Second, it is hard to see how the juvenile system won’t continue to be an afterthought in the criminal justice system.  The $10 million payout from the state is nice and all, but that’ll be gone quickly and then what?  DA’s will resort to direct filing in adult court rather than leaving the decision to the juvenile court, why?  Because of under realignment, the types of cases that get direct filed are generally not eligible for county jail sentences. This means that most courts would send a kid off to state prison – this keeps him off the county books in either a juvenile court or adult court scenario.

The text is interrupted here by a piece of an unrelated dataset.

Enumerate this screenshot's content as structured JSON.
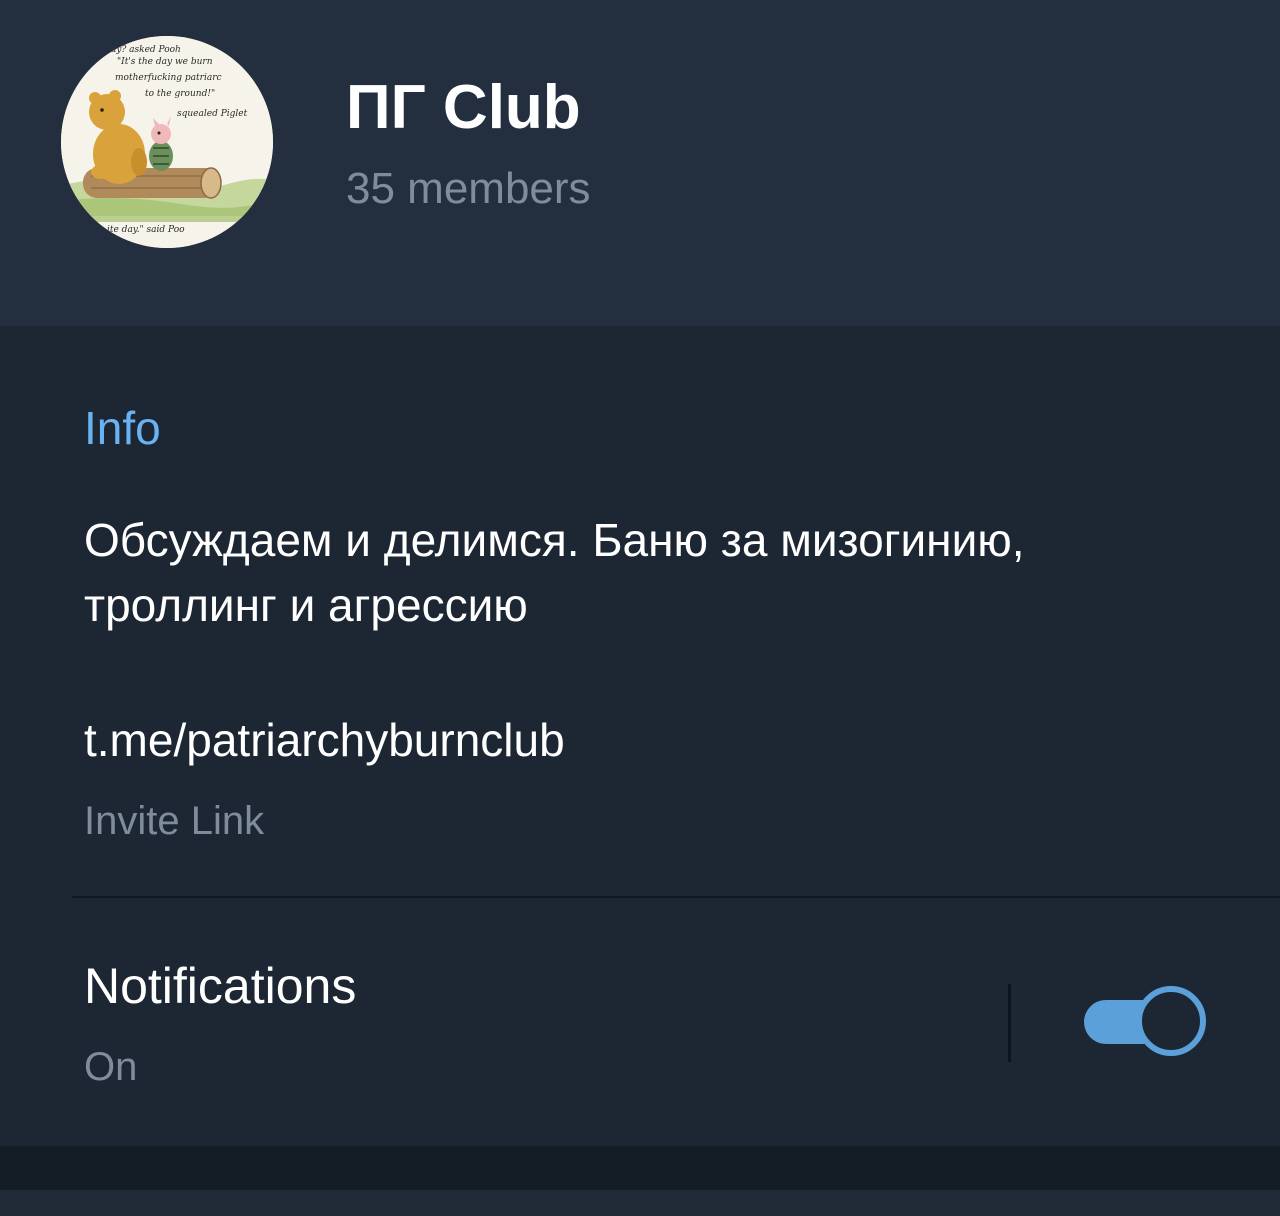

While juvenile cases in adult court may be politically unpopular in some communities (and I think unethical and immoral), nobody has ever lost an election being “tough on crime.”  Moreover, voters and would rather pay for playgrounds and after school programs rather than find a rehabilitation solution for a 16 year-old convicted armed robber.  Given that the more violent juvenile cases tend to be in the DJJ system, I would be surprised if, beyond the financial incentives, counties showed much appetite for taking on additional serious cases.  It is heartening that the New York Times editorial board has chosen to focus on the state of the Juvenile criminal justice system in California.  I do welcome the attention that such an editorial brings. But no amount of “monitoring” is going cause counties to file fewer juvenile cases in state court.  This is a problem that will require amending the underlying statutory framework.  Given the current political and budgetary environment in Sacramento, that unfortunately is a long shot.